Even if your blood alcohol level is only 0.03 or lower, the police can still charge you with Operating While Intoxicated. The charge is left to the prosecutors discretion, leaving you to challenge their decision in court. Even the police officer lacks discretion once the decision to arrest has been made. Police officers are instructed that, “[u]nder no circumstances should you charge the suspect with a lesser offense instead of DWI if there is probable cause to believe that DWI has been committed. Any reduction of DWI to a lesser charge is the responsibility of the prosecutor or judge.” [NHTSA DWI Detection and Standardized Field Sobriety Testing, VII-10; underline in original.]
The ever decreasing permissible blood alcohol level was intended to “crack down” on drunk drivers. Instead, it has criminalized thousands of otherwise law abiding citizens, threatening them with steep fines and costs, probation, mandatory counseling and alcohol “awareness” programs, community service and even jail. Meanwhile, alcohol-related traffic fatalities have actually increased during the last few years.
Police Destroy Evidence – At The Law Office of Gerald F. Chefalo, we start fighting for you from the moment you hire us, before it’s too late. Other attorneys won’t do anything for weeks or months, after police have destroyed evidence that could have helped you.
Convictions don’t disappear – Alcohol-related offenses cannot be expunged. Even if you finish probation, the charge stays on your driving record.
Time is short – Video tapes are often destroyed within two to four weeks, and if you refused to take a breathalyzer test, you only have 14 days to contact the Secretary of State to challenge a mandatory one year suspension of your license.
If you have been charged with an alcohol related crime, you may feel helpless and uncertain of your rights. At The Law Office of Gerald F. Chefalo, our attorneys have extensive experience defending alcohol related crimes throughout Northern Michigan. We know the courts, we know the judges and we know how to help you. The first thing you must do, is contact an attorney immediately. We are available 24/7 just for this reason. We have someone answering the phones to assist you.

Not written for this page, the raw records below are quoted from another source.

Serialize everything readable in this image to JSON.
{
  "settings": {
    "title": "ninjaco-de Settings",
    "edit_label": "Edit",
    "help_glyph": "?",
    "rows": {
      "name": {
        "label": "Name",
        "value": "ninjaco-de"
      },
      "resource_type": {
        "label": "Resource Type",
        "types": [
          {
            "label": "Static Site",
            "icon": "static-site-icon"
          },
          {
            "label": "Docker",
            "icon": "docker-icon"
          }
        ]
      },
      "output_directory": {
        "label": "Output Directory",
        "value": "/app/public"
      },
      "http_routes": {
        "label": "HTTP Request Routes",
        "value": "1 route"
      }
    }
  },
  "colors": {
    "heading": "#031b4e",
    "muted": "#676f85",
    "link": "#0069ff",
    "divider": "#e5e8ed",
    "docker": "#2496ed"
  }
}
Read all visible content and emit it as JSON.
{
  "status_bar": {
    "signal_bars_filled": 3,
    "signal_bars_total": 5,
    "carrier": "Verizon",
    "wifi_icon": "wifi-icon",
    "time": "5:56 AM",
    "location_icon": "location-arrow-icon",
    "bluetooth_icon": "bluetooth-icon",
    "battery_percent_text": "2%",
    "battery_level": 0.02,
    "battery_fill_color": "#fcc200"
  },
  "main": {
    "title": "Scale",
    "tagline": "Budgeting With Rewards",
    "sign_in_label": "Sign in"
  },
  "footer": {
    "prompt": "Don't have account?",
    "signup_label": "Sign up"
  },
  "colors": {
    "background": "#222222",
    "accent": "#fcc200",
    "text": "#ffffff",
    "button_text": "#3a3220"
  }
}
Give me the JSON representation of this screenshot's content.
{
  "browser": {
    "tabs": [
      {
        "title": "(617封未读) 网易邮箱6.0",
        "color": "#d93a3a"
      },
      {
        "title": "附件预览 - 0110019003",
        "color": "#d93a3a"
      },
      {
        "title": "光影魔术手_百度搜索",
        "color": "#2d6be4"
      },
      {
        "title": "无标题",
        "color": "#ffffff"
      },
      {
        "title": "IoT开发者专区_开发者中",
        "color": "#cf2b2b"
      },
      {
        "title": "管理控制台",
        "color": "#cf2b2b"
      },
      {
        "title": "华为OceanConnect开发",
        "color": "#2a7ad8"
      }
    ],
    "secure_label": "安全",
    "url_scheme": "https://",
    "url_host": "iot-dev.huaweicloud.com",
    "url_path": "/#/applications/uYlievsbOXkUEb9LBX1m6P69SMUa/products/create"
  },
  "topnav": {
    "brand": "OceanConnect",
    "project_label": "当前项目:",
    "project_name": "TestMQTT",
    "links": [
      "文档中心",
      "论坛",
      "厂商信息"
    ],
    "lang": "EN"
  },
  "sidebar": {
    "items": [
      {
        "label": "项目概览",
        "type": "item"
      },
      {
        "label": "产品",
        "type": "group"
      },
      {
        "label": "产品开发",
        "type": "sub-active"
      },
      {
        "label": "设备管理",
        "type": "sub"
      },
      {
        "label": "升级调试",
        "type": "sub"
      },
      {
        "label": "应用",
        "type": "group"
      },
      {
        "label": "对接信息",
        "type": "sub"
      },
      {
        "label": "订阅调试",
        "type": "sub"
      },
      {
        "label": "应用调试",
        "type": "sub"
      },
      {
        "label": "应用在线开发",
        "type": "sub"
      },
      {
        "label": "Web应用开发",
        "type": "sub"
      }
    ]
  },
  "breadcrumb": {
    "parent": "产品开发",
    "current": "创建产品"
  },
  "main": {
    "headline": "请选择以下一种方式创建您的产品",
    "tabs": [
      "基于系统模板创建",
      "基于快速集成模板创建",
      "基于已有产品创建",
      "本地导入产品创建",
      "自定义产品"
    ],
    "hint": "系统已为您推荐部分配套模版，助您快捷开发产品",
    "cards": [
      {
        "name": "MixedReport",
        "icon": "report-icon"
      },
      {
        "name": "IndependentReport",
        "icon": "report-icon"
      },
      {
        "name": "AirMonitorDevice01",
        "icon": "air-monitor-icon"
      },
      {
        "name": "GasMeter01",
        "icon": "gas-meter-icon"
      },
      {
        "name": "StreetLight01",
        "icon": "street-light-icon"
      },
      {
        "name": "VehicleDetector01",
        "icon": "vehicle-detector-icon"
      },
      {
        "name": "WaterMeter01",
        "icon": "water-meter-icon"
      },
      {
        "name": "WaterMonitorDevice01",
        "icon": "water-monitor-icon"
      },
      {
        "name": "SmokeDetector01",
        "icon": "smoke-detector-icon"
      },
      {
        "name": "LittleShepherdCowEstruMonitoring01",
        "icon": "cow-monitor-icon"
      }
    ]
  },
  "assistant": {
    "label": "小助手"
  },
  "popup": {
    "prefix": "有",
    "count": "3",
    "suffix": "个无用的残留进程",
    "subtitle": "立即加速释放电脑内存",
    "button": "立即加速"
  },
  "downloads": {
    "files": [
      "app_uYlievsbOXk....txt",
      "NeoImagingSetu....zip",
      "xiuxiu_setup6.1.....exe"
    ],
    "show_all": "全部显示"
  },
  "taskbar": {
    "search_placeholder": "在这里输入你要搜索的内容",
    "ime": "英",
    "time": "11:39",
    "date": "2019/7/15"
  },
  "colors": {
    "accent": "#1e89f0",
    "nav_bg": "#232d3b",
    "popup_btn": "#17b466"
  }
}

Trust our experience. You need a legal team familiar with the court system to ensure the best results for your case. There are many different alcohol-related offenses in Michigan. Our comprehensive knowledge of Michigan drunk driving law is your best defense. We can be your legal advocate. CALL TODAY.
Let us start working on your defense including seeking a dismissal, negotiating a lesser charge, minimizing penalties, aggressively defending you in court, pursuing the most lenient sentence possible, limiting court appearances, and arranging for one time appearances for out-of-state clients.
You have a right to defend yourself. Make the police and prosecutors prove their case beyond a reasonable doubt. But to challenge the government’s case, you need attorneys that understand the law and the science involved in drunk driving cases. WE ARE PROVEN FIGHTERS!
Our web site is intended to be used for general information only. The purpose of our site is to inform visitors of the nature of legal services offered by Michigan Attorney Gerald F. Chefalo. The information contained herein is not intended as specific legal advise. We caution that use of our web site or attempting to contact our office via e-mail will not establish an attorney-client relationship. An attorney-client relationship is established by the express written consent of Gerald F. Chefalo by means of a retainer agreement.